I can wholeheartedly say that I love what I do. I love creating organized, polished documents from chaos and helping people present the best versions of themselves. I feel that people often sell themselves short. Having a third party look over your resume and help you craft the best one you possibly can is one way to make sure that you get the attention you deserve out there in the talent market.
In my time as a certified professional resume writer, I’ve heard one question repeated more often than any other: “What makes a resume great?”
Well – What’s the Answer?
The answer is actually very interesting – and not necessarily what you may think it is. Formatting, reader-friendliness, and aesthetic presentation are all very important for first impressions, obviously. Beyond these things, however, I believe that the most important aspect of any resume is the research behind it.
Research? What Does That Mean?
A great resume comes from someone who has put great effort into not only the appearance of the document, but researching the company and the position the resume is meant for.
If your qualifications don’t directly align with those listed in the job description, it’s probably not the best idea to apply to the position. Not only will it look as though you are applying for a job you aren’t qualified for, but it may also appear that you simply did not read the job description. No recruiter or hiring manager wants to see that.
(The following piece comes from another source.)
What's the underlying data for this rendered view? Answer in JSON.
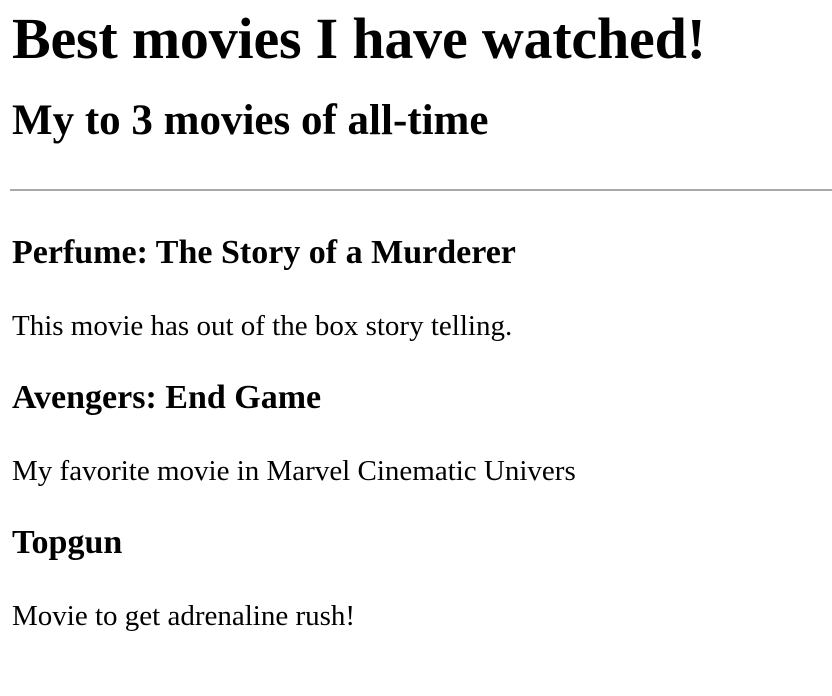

A great resume is customized for each job description – not a one-size-fits-all document. A great resume has heart and soul. It’s not a piece of paper tossed around by someone who blindly applies to 30+ jobs a day.
How to Make Your Resume Great
The best way to make your resume great is to start out with a base resume that you have drafted to include all of your jobs, skills, achievements, etc. Having this base will enable you to work much more quickly and efficiently. After all, it’s far easier to edit a based document than craft a whole new one out of thin air.
Go through the description of the job to which you are applying and highlight the key words and phrases scattered throughout the text. Then, go through your base resume and integrate these words and phrases into your own document.
Also, make sure that you are indeed qualified for the position – and make sure to highlight your qualifications in your resume. Similarly, don’t forget to research the company as a whole. Try to slip some references or allusions to the company’s goals and missions into your resume.
Why do all this? Because, when you take the time to research the company and position and tailor your resume accordingly, recruiters will recognize your work ethic and your dedication. People can tell very quickly how much time and effort you have put into your resume. The more customized it is, the better an impression you will make.
I often see people blindly applying to jobs, and when they do get responses (which isn’t often), they don’t even always know what job it is they actually applied for. I can’t even begin to explain how irritating this is to the recruiter reaching out to them.
On the other hand, when someone obviously wants a specific job – and they demonstrate this in their resume – then a recruiter will, at the very least, call them to discuss the opportunity further.
The bottom line is that formatting and wording can make a resume good, but putting in the effort to show why you really want this specific job and would work well within this specific company will make your resume great!